Top of SOURCE RECORDS
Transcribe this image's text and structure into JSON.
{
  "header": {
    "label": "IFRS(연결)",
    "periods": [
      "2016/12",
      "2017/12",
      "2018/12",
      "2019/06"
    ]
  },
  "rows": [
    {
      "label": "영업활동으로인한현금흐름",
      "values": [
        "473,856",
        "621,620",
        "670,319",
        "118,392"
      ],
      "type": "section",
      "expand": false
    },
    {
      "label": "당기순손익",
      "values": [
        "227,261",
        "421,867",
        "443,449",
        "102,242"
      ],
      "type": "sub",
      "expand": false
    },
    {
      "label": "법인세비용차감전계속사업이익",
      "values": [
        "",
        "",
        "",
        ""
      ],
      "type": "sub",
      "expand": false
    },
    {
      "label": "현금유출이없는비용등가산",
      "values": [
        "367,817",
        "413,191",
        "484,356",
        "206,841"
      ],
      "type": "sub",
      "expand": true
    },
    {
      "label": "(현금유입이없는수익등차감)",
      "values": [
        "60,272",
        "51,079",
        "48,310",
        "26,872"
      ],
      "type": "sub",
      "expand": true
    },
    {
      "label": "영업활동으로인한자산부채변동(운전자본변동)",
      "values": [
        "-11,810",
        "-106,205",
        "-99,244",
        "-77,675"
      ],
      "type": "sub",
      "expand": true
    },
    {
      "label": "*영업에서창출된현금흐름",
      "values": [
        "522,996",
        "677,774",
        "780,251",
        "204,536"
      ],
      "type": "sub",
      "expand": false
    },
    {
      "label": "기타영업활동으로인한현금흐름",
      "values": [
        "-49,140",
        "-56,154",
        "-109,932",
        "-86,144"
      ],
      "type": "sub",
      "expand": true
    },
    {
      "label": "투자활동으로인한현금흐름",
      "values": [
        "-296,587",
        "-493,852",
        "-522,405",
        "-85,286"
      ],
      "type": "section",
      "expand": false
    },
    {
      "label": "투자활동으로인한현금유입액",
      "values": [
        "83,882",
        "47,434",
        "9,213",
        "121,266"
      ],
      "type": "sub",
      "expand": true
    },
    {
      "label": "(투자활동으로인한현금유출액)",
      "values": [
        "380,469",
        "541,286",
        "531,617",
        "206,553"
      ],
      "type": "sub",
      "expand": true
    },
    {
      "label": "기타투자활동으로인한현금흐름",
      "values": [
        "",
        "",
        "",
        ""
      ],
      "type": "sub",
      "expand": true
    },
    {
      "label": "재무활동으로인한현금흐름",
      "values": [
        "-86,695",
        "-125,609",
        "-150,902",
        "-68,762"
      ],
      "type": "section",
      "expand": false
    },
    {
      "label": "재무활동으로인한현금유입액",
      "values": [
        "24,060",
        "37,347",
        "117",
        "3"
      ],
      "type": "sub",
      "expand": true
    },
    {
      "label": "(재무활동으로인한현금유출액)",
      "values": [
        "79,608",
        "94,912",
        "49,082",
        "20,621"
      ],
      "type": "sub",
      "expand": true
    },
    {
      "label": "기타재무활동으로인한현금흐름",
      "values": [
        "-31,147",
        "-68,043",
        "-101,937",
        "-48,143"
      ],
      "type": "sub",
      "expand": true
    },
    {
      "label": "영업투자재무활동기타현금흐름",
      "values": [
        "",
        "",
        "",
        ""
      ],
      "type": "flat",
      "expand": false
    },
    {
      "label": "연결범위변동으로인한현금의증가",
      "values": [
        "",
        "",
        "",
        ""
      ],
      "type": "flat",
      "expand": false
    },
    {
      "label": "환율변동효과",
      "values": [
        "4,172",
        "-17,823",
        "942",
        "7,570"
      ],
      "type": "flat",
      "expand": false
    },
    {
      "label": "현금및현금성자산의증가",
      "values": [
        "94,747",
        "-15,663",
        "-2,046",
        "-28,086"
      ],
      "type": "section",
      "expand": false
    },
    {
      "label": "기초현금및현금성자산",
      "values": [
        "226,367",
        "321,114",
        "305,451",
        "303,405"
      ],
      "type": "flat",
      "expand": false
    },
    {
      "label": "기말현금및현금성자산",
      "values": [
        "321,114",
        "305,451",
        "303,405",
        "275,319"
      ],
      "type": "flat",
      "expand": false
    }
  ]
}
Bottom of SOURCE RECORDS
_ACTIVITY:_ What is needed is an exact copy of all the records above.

_SOLUTION:_
Transcribe this image's text and structure into JSON.
{
  "header": {
    "label": "IFRS(연결)",
    "periods": [
      "2016/12",
      "2017/12",
      "2018/12",
      "2019/06"
    ]
  },
  "rows": [
    {
      "label": "영업활동으로인한현금흐름",
      "values": [
        "473,856",
        "621,620",
        "670,319",
        "118,392"
      ],
      "type": "section",
      "expand": false
    },
    {
      "label": "당기순손익",
      "values": [
        "227,261",
        "421,867",
        "443,449",
        "102,242"
      ],
      "type": "sub",
      "expand": false
    },
    {
      "label": "법인세비용차감전계속사업이익",
      "values": [
        "",
        "",
        "",
        ""
      ],
      "type": "sub",
      "expand": false
    },
    {
      "label": "현금유출이없는비용등가산",
      "values": [
        "367,817",
        "413,191",
        "484,356",
        "206,841"
      ],
      "type": "sub",
      "expand": true
    },
    {
      "label": "(현금유입이없는수익등차감)",
      "values": [
        "60,272",
        "51,079",
        "48,310",
        "26,872"
      ],
      "type": "sub",
      "expand": true
    },
    {
      "label": "영업활동으로인한자산부채변동(운전자본변동)",
      "values": [
        "-11,810",
        "-106,205",
        "-99,244",
        "-77,675"
      ],
      "type": "sub",
      "expand": true
    },
    {
      "label": "*영업에서창출된현금흐름",
      "values": [
        "522,996",
        "677,774",
        "780,251",
        "204,536"
      ],
      "type": "sub",
      "expand": false
    },
    {
      "label": "기타영업활동으로인한현금흐름",
      "values": [
        "-49,140",
        "-56,154",
        "-109,932",
        "-86,144"
      ],
      "type": "sub",
      "expand": true
    },
    {
      "label": "투자활동으로인한현금흐름",
      "values": [
        "-296,587",
        "-493,852",
        "-522,405",
        "-85,286"
      ],
      "type": "section",
      "expand": false
    },
    {
      "label": "투자활동으로인한현금유입액",
      "values": [
        "83,882",
        "47,434",
        "9,213",
        "121,266"
      ],
      "type": "sub",
      "expand": true
    },
    {
      "label": "(투자활동으로인한현금유출액)",
      "values": [
        "380,469",
        "541,286",
        "531,617",
        "206,553"
      ],
      "type": "sub",
      "expand": true
    },
    {
      "label": "기타투자활동으로인한현금흐름",
      "values": [
        "",
        "",
        "",
        ""
      ],
      "type": "sub",
      "expand": true
    },
    {
      "label": "재무활동으로인한현금흐름",
      "values": [
        "-86,695",
        "-125,609",
        "-150,902",
        "-68,762"
      ],
      "type": "section",
      "expand": false
    },
    {
      "label": "재무활동으로인한현금유입액",
      "values": [
        "24,060",
        "37,347",
        "117",
        "3"
      ],
      "type": "sub",
      "expand": true
    },
    {
      "label": "(재무활동으로인한현금유출액)",
      "values": [
        "79,608",
        "94,912",
        "49,082",
        "20,621"
      ],
      "type": "sub",
      "expand": true
    },
    {
      "label": "기타재무활동으로인한현금흐름",
      "values": [
        "-31,147",
        "-68,043",
        "-101,937",
        "-48,143"
      ],
      "type": "sub",
      "expand": true
    },
    {
      "label": "영업투자재무활동기타현금흐름",
      "values": [
        "",
        "",
        "",
        ""
      ],
      "type": "flat",
      "expand": false
    },
    {
      "label": "연결범위변동으로인한현금의증가",
      "values": [
        "",
        "",
        "",
        ""
      ],
      "type": "flat",
      "expand": false
    },
    {
      "label": "환율변동효과",
      "values": [
        "4,172",
        "-17,823",
        "942",
        "7,570"
      ],
      "type": "flat",
      "expand": false
    },
    {
      "label": "현금및현금성자산의증가",
      "values": [
        "94,747",
        "-15,663",
        "-2,046",
        "-28,086"
      ],
      "type": "section",
      "expand": false
    },
    {
      "label": "기초현금및현금성자산",
      "values": [
        "226,367",
        "321,114",
        "305,451",
        "303,405"
      ],
      "type": "flat",
      "expand": false
    },
    {
      "label": "기말현금및현금성자산",
      "values": [
        "321,114",
        "305,451",
        "303,405",
        "275,319"
      ],
      "type": "flat",
      "expand": false
    }
  ]
}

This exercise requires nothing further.